What is required ▸
Your answer must consist of every line from the data below that includes the word "minutes".
==== Records for this exercise ====
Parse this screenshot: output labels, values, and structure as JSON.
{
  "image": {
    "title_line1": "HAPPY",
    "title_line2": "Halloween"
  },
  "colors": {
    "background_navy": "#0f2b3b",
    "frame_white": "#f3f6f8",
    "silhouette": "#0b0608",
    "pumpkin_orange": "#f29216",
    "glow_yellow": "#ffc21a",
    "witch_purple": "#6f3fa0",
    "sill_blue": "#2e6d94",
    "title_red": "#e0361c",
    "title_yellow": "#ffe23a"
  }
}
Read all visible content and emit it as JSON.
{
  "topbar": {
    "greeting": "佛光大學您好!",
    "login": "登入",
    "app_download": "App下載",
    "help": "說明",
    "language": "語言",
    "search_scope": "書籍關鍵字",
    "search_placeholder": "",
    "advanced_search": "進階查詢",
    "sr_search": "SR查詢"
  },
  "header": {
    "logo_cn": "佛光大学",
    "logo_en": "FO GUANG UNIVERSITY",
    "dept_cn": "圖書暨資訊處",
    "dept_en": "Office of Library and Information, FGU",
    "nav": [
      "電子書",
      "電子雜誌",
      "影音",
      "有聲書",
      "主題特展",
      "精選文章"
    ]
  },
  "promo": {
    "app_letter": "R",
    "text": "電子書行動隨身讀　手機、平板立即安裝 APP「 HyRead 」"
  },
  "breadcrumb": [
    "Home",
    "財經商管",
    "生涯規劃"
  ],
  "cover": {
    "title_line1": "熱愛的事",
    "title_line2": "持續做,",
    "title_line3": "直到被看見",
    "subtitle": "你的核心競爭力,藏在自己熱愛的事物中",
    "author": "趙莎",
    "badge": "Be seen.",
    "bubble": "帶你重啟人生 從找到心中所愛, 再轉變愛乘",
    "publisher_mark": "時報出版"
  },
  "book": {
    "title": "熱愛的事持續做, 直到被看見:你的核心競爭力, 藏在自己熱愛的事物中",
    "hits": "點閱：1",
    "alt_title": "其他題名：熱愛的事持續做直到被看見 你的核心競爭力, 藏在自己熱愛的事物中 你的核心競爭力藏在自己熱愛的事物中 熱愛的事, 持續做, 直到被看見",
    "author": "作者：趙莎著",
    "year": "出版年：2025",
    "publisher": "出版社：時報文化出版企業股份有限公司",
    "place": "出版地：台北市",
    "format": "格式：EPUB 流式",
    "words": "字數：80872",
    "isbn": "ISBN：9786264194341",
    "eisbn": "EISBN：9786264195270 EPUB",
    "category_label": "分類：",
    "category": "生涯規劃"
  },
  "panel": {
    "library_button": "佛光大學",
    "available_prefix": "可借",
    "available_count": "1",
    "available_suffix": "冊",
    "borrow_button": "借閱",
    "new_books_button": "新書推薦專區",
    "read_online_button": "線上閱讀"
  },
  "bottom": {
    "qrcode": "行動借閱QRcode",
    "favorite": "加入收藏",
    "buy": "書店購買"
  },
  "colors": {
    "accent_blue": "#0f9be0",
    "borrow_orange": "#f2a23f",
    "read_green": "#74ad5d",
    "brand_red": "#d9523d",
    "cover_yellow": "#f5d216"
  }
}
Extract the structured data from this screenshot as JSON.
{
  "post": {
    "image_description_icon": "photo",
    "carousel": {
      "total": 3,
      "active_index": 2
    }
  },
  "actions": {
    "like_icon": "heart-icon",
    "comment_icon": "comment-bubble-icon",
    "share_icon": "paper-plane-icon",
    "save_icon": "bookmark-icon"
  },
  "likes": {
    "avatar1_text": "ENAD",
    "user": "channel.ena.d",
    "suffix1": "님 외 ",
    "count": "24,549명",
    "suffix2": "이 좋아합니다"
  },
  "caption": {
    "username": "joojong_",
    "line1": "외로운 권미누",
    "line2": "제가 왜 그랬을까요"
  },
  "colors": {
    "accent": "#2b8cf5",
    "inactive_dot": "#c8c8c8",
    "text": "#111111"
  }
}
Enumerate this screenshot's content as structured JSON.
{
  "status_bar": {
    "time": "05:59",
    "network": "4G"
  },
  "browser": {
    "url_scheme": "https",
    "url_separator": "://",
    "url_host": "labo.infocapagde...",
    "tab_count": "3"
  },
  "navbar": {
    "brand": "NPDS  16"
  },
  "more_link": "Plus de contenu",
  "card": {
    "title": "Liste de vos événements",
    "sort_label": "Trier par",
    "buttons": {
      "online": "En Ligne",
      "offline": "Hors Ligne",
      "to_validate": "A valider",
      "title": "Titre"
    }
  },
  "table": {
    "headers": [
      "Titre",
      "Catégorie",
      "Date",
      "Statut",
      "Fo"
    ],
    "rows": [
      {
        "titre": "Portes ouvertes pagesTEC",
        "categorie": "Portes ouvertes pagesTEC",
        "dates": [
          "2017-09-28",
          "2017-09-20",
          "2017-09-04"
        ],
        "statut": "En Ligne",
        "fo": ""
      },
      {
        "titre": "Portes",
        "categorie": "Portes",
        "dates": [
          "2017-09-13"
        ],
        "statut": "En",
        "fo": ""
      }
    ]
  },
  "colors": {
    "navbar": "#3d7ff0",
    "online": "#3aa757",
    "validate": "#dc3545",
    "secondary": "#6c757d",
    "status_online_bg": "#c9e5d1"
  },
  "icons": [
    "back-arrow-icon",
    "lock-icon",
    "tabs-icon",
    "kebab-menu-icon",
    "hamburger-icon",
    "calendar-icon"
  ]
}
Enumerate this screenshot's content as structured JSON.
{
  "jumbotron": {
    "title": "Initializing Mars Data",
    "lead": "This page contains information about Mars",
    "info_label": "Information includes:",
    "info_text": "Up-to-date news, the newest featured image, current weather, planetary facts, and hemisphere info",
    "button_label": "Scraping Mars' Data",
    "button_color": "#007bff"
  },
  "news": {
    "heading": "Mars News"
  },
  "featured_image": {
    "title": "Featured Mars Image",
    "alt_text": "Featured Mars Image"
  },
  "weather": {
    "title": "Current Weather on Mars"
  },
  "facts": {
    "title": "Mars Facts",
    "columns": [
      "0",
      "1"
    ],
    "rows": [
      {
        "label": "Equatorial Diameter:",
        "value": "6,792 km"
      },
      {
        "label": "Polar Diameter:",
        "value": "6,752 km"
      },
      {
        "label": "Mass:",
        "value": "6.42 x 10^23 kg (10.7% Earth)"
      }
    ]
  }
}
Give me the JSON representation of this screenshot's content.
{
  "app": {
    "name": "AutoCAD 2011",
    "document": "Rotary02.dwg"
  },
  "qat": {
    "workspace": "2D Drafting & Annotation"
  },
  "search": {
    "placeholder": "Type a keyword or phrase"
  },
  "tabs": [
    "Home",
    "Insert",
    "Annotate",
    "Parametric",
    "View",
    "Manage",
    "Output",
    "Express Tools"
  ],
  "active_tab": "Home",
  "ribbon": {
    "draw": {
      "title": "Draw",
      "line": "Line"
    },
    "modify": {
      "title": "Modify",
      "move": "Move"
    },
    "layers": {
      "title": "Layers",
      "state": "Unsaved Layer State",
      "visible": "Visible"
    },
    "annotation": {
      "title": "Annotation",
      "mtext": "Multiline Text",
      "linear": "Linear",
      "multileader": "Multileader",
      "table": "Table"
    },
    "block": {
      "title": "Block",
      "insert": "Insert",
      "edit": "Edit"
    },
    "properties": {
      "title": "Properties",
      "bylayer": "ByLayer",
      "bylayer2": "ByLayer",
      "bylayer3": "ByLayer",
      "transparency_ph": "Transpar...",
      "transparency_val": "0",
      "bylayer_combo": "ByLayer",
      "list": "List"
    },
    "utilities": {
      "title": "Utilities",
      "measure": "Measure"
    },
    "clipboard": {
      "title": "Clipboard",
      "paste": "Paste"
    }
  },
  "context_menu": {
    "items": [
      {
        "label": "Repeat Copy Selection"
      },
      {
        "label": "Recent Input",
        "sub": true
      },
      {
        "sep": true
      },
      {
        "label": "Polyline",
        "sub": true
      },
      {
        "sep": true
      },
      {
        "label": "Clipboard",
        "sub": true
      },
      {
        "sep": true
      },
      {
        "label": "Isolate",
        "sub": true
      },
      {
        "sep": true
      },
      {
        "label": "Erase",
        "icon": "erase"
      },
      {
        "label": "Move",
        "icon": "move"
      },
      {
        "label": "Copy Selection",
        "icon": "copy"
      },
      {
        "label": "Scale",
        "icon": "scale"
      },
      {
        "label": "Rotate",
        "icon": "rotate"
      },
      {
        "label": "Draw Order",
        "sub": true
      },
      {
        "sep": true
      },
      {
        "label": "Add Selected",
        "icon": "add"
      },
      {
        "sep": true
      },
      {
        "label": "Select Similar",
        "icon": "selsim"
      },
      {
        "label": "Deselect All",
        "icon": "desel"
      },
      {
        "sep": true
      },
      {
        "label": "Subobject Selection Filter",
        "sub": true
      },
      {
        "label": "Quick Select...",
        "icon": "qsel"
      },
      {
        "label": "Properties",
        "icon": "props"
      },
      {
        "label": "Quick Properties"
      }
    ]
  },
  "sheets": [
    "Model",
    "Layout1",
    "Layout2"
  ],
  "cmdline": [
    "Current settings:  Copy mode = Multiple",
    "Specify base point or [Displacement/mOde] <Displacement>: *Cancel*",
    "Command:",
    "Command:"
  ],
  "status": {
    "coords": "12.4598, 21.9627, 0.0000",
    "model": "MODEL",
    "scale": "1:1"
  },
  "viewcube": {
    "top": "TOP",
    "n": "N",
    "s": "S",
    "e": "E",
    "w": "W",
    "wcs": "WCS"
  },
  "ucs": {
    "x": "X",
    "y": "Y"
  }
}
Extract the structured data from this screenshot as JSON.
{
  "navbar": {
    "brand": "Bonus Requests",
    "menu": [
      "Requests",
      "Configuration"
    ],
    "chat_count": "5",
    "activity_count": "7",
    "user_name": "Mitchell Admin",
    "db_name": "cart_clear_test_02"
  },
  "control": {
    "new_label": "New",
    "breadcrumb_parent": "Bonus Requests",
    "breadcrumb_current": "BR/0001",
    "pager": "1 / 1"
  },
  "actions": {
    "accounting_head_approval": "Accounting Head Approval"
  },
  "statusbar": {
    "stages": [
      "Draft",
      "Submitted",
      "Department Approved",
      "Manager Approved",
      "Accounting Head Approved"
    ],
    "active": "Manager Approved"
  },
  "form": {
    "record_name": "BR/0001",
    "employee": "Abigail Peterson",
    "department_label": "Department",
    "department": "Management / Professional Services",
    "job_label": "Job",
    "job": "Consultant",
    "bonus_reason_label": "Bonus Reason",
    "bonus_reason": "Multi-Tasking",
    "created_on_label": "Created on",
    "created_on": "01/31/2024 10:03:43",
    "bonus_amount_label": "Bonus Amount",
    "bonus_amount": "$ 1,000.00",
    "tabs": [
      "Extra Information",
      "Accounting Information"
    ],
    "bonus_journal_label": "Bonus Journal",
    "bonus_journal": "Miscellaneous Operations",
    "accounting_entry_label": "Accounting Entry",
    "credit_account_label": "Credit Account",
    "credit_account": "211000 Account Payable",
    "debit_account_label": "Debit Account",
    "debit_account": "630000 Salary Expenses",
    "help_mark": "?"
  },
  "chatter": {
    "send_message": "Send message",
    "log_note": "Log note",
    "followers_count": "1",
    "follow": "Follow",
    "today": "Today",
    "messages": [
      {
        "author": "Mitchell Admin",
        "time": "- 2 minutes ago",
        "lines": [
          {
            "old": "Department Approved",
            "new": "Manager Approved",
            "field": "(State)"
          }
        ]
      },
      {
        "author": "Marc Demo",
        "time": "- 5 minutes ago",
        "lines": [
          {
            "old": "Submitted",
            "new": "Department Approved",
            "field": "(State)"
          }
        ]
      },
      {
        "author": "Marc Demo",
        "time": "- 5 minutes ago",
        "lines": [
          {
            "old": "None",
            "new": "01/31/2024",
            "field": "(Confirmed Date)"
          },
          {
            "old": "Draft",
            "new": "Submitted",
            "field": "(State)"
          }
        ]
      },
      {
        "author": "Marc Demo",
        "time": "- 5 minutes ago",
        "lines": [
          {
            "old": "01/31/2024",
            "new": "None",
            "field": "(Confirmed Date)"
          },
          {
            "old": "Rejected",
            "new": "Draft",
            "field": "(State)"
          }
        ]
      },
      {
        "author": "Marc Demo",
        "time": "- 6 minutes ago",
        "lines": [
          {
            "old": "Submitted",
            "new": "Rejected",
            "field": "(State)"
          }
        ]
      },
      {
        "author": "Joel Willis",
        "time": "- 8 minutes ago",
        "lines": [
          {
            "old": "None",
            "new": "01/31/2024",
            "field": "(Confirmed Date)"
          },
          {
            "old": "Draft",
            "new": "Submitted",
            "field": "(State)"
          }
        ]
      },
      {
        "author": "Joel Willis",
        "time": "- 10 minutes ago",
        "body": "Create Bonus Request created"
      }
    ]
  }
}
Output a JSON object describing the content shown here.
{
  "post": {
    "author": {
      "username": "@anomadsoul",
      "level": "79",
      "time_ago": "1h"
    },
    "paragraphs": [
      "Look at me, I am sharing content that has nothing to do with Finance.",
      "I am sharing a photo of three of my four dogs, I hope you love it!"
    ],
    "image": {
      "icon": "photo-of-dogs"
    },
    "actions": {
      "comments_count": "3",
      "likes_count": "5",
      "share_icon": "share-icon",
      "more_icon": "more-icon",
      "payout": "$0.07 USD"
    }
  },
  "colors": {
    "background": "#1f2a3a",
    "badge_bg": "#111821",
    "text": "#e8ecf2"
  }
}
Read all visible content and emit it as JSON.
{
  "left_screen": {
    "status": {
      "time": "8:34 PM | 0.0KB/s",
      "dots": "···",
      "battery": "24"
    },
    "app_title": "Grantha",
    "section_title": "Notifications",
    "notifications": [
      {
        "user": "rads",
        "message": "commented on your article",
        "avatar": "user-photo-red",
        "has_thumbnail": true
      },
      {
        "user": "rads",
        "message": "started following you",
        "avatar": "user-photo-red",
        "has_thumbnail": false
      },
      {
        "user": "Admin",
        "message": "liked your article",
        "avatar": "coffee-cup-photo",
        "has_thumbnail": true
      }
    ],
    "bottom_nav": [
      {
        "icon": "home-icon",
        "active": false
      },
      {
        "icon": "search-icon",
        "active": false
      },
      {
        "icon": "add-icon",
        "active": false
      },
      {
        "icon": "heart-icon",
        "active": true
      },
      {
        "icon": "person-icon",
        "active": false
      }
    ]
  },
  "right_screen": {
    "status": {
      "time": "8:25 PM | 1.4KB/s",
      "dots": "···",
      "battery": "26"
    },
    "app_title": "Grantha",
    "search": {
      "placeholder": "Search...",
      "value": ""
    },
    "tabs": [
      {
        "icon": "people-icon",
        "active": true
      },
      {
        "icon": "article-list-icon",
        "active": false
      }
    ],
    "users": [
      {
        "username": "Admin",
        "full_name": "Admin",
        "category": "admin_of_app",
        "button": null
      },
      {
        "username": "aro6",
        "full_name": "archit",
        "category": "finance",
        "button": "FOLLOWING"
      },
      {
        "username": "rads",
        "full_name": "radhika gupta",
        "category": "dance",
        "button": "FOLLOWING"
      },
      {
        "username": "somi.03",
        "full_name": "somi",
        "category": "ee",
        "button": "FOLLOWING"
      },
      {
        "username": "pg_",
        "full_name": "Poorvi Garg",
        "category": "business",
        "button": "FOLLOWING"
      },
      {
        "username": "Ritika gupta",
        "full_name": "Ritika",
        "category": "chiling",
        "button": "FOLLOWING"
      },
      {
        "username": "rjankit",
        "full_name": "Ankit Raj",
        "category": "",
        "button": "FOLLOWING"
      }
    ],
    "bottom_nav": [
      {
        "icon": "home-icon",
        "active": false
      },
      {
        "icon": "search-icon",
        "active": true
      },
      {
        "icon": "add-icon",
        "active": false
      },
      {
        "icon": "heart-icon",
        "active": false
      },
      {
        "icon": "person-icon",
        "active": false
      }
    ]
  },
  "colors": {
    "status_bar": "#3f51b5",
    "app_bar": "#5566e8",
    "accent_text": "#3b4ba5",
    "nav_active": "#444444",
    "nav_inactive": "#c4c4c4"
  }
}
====
Result ▸
        "time": "- 2 minutes ago",
        "time": "- 5 minutes ago",
        "time": "- 5 minutes ago",
        "time": "- 5 minutes ago",
        "time": "- 6 minutes ago",
        "time": "- 8 minutes ago",
        "time": "- 10 minutes ago",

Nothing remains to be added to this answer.